### PROBLEM DESCRIPTION
What you return must match the records exactly, except that the pictures are gone.

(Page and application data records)
- Opening Delimiter -

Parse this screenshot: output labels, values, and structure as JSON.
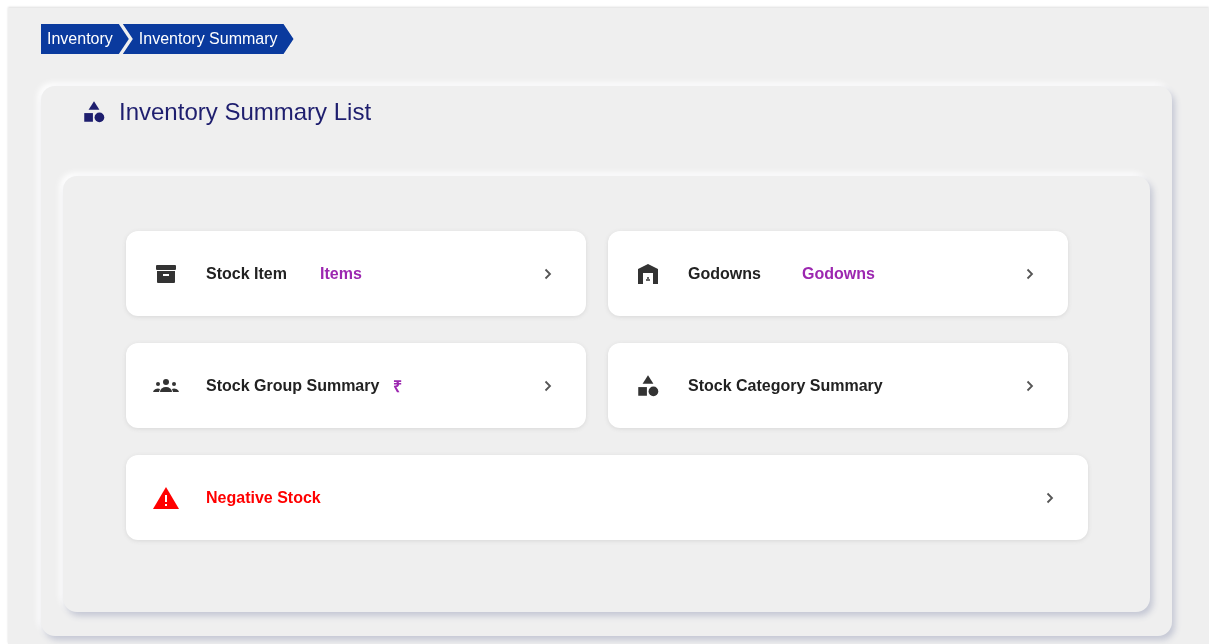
{
  "breadcrumb": [
    {
      "label": "Inventory"
    },
    {
      "label": "Inventory Summary"
    }
  ],
  "panel": {
    "title": "Inventory Summary List"
  },
  "cards": [
    {
      "kind": "box",
      "label": "Stock Item",
      "tag": "Items",
      "wide": false
    },
    {
      "kind": "warehouse",
      "label": "Godowns",
      "tag": "Godowns",
      "wide": false
    },
    {
      "kind": "group",
      "label": "Stock Group Summary",
      "tag": "₹",
      "wide": false
    },
    {
      "kind": "shapes",
      "label": "Stock Category Summary",
      "wide": false
    },
    {
      "kind": "warning",
      "label": "Negative Stock",
      "wide": true
    }
  ]
}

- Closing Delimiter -

### ANSWER FOR THIS EXERCISE
Parse this screenshot: output labels, values, and structure as JSON.
{
  "breadcrumb": [
    {
      "label": "Inventory"
    },
    {
      "label": "Inventory Summary"
    }
  ],
  "panel": {
    "title": "Inventory Summary List"
  },
  "cards": [
    {
      "kind": "box",
      "label": "Stock Item",
      "tag": "Items",
      "wide": false
    },
    {
      "kind": "warehouse",
      "label": "Godowns",
      "tag": "Godowns",
      "wide": false
    },
    {
      "kind": "group",
      "label": "Stock Group Summary",
      "tag": "₹",
      "wide": false
    },
    {
      "kind": "shapes",
      "label": "Stock Category Summary",
      "wide": false
    },
    {
      "kind": "warning",
      "label": "Negative Stock",
      "wide": true
    }
  ]
}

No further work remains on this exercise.